After a closer look at Joe Namath’s numbers, particularly his exceptional sack rate, I moved him way up the rankings. A QB in today’s era would never be given the chance to throw 220 interceptions to just 173 touchdowns, but that wasn’t that unusual in the 1960s. Namath was a gunslinger with chronically bad knees, and he completely deteriorated by the end, but his good years were special – high YPA, four Pro Bowls in a five-year span, and of course, the legendary Super Bowl win.
Terry Bradshaw and Troy Aikman have a lot in common – both were former No. 1 overall draft picks who endured dreadful rookie seasons but then went on to win a combined seven Super Bowl appearances for a pair of dynasties. Bradshaw had a lower floor than Aikman, but a much higher ceiling; don’t forget that he did win a league MVP award and a pair of Super Bowl MVPs. Aikman was a largely unspectacular regular-season quarterback who turned in some phenomenal Super Bowl performances.
Bobby Layne is overlooked in today’s rankings, but he was a two-time All-Pro who won two NFL championships, despite awful playoff performances. Roman Gabriel made Pro Bowls with two different teams, won a league MVP award, and took a low number of sacks.
You can’t evaluate Ken Stabler without seeing a barrage of interceptions, and while he threw too many even for his era, he was a playmaker, a former league MVP, and the only AFC quarterback to win a Super Bowl during the Pittsburgh Steelers dynasty.
Matt Ryan climbed up these rankings after a phenomenal 2016 season that saw him win the league MVP award, establish the highest YPA average (9.3) of any 16-game starting QB, and post the highest playoff passer rating this league has ever seen.
|41. Dave Krieg (39)|
|42. Bob Griese (48)|
|43. Rich Gannon (40)|
|44. Steve McNair (43)|
|45. Randall Cunningham (36)|
|46. Bob Waterfield (44)|
|47. Russell Wilson (60)|
|48. Jeff Garcia (45)|
|49. Eli Manning (46)|
|50. Mark Brunell (47)|
I moved some players around a little in these rankings, sliding Bob Griese up after taking another look at his impressive yards-per-attempt average and plummeting Randall Cunningham after more evaluation of his horrific sack numbers.
Rich Gannon is the most unlikely player to make this list, considering he was drafted with the intent to be moved to running back and was at one point a 33-year-old journeyman with 66 career touchdown passes and a 75.6 passer rating. He clicked under Jon Gruden’s offense in Oakland, making four straight Pro Bowls and winning a league MVP award before a neck injury ended his career.

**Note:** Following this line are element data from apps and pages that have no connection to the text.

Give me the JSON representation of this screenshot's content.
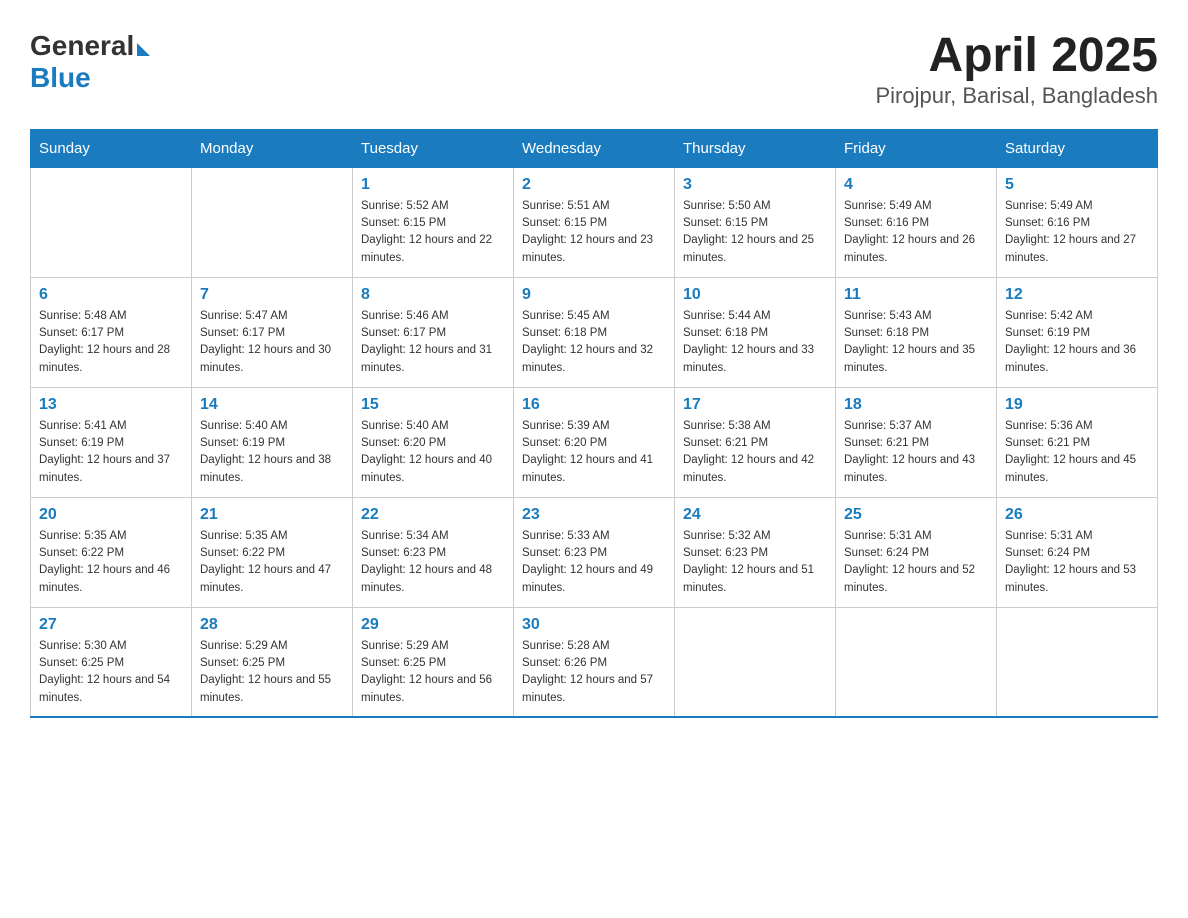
{
  "header": {
    "logo_general": "General",
    "logo_blue": "Blue",
    "title": "April 2025",
    "subtitle": "Pirojpur, Barisal, Bangladesh"
  },
  "weekdays": [
    "Sunday",
    "Monday",
    "Tuesday",
    "Wednesday",
    "Thursday",
    "Friday",
    "Saturday"
  ],
  "weeks": [
    [
      {
        "date": "",
        "sunrise": "",
        "sunset": "",
        "daylight": ""
      },
      {
        "date": "",
        "sunrise": "",
        "sunset": "",
        "daylight": ""
      },
      {
        "date": "1",
        "sunrise": "Sunrise: 5:52 AM",
        "sunset": "Sunset: 6:15 PM",
        "daylight": "Daylight: 12 hours and 22 minutes."
      },
      {
        "date": "2",
        "sunrise": "Sunrise: 5:51 AM",
        "sunset": "Sunset: 6:15 PM",
        "daylight": "Daylight: 12 hours and 23 minutes."
      },
      {
        "date": "3",
        "sunrise": "Sunrise: 5:50 AM",
        "sunset": "Sunset: 6:15 PM",
        "daylight": "Daylight: 12 hours and 25 minutes."
      },
      {
        "date": "4",
        "sunrise": "Sunrise: 5:49 AM",
        "sunset": "Sunset: 6:16 PM",
        "daylight": "Daylight: 12 hours and 26 minutes."
      },
      {
        "date": "5",
        "sunrise": "Sunrise: 5:49 AM",
        "sunset": "Sunset: 6:16 PM",
        "daylight": "Daylight: 12 hours and 27 minutes."
      }
    ],
    [
      {
        "date": "6",
        "sunrise": "Sunrise: 5:48 AM",
        "sunset": "Sunset: 6:17 PM",
        "daylight": "Daylight: 12 hours and 28 minutes."
      },
      {
        "date": "7",
        "sunrise": "Sunrise: 5:47 AM",
        "sunset": "Sunset: 6:17 PM",
        "daylight": "Daylight: 12 hours and 30 minutes."
      },
      {
        "date": "8",
        "sunrise": "Sunrise: 5:46 AM",
        "sunset": "Sunset: 6:17 PM",
        "daylight": "Daylight: 12 hours and 31 minutes."
      },
      {
        "date": "9",
        "sunrise": "Sunrise: 5:45 AM",
        "sunset": "Sunset: 6:18 PM",
        "daylight": "Daylight: 12 hours and 32 minutes."
      },
      {
        "date": "10",
        "sunrise": "Sunrise: 5:44 AM",
        "sunset": "Sunset: 6:18 PM",
        "daylight": "Daylight: 12 hours and 33 minutes."
      },
      {
        "date": "11",
        "sunrise": "Sunrise: 5:43 AM",
        "sunset": "Sunset: 6:18 PM",
        "daylight": "Daylight: 12 hours and 35 minutes."
      },
      {
        "date": "12",
        "sunrise": "Sunrise: 5:42 AM",
        "sunset": "Sunset: 6:19 PM",
        "daylight": "Daylight: 12 hours and 36 minutes."
      }
    ],
    [
      {
        "date": "13",
        "sunrise": "Sunrise: 5:41 AM",
        "sunset": "Sunset: 6:19 PM",
        "daylight": "Daylight: 12 hours and 37 minutes."
      },
      {
        "date": "14",
        "sunrise": "Sunrise: 5:40 AM",
        "sunset": "Sunset: 6:19 PM",
        "daylight": "Daylight: 12 hours and 38 minutes."
      },
      {
        "date": "15",
        "sunrise": "Sunrise: 5:40 AM",
        "sunset": "Sunset: 6:20 PM",
        "daylight": "Daylight: 12 hours and 40 minutes."
      },
      {
        "date": "16",
        "sunrise": "Sunrise: 5:39 AM",
        "sunset": "Sunset: 6:20 PM",
        "daylight": "Daylight: 12 hours and 41 minutes."
      },
      {
        "date": "17",
        "sunrise": "Sunrise: 5:38 AM",
        "sunset": "Sunset: 6:21 PM",
        "daylight": "Daylight: 12 hours and 42 minutes."
      },
      {
        "date": "18",
        "sunrise": "Sunrise: 5:37 AM",
        "sunset": "Sunset: 6:21 PM",
        "daylight": "Daylight: 12 hours and 43 minutes."
      },
      {
        "date": "19",
        "sunrise": "Sunrise: 5:36 AM",
        "sunset": "Sunset: 6:21 PM",
        "daylight": "Daylight: 12 hours and 45 minutes."
      }
    ],
    [
      {
        "date": "20",
        "sunrise": "Sunrise: 5:35 AM",
        "sunset": "Sunset: 6:22 PM",
        "daylight": "Daylight: 12 hours and 46 minutes."
      },
      {
        "date": "21",
        "sunrise": "Sunrise: 5:35 AM",
        "sunset": "Sunset: 6:22 PM",
        "daylight": "Daylight: 12 hours and 47 minutes."
      },
      {
        "date": "22",
        "sunrise": "Sunrise: 5:34 AM",
        "sunset": "Sunset: 6:23 PM",
        "daylight": "Daylight: 12 hours and 48 minutes."
      },
      {
        "date": "23",
        "sunrise": "Sunrise: 5:33 AM",
        "sunset": "Sunset: 6:23 PM",
        "daylight": "Daylight: 12 hours and 49 minutes."
      },
      {
        "date": "24",
        "sunrise": "Sunrise: 5:32 AM",
        "sunset": "Sunset: 6:23 PM",
        "daylight": "Daylight: 12 hours and 51 minutes."
      },
      {
        "date": "25",
        "sunrise": "Sunrise: 5:31 AM",
        "sunset": "Sunset: 6:24 PM",
        "daylight": "Daylight: 12 hours and 52 minutes."
      },
      {
        "date": "26",
        "sunrise": "Sunrise: 5:31 AM",
        "sunset": "Sunset: 6:24 PM",
        "daylight": "Daylight: 12 hours and 53 minutes."
      }
    ],
    [
      {
        "date": "27",
        "sunrise": "Sunrise: 5:30 AM",
        "sunset": "Sunset: 6:25 PM",
        "daylight": "Daylight: 12 hours and 54 minutes."
      },
      {
        "date": "28",
        "sunrise": "Sunrise: 5:29 AM",
        "sunset": "Sunset: 6:25 PM",
        "daylight": "Daylight: 12 hours and 55 minutes."
      },
      {
        "date": "29",
        "sunrise": "Sunrise: 5:29 AM",
        "sunset": "Sunset: 6:25 PM",
        "daylight": "Daylight: 12 hours and 56 minutes."
      },
      {
        "date": "30",
        "sunrise": "Sunrise: 5:28 AM",
        "sunset": "Sunset: 6:26 PM",
        "daylight": "Daylight: 12 hours and 57 minutes."
      },
      {
        "date": "",
        "sunrise": "",
        "sunset": "",
        "daylight": ""
      },
      {
        "date": "",
        "sunrise": "",
        "sunset": "",
        "daylight": ""
      },
      {
        "date": "",
        "sunrise": "",
        "sunset": "",
        "daylight": ""
      }
    ]
  ]
}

Russell Wilson has only played five seasons, but he’s done enough to be on a HOF track. Eli Manning had s bunch of mediocre years, but two strong Super Bowl performances could get him into Canton. Mark Brunell just edges out Carson Palmer for that final spot in the top 50.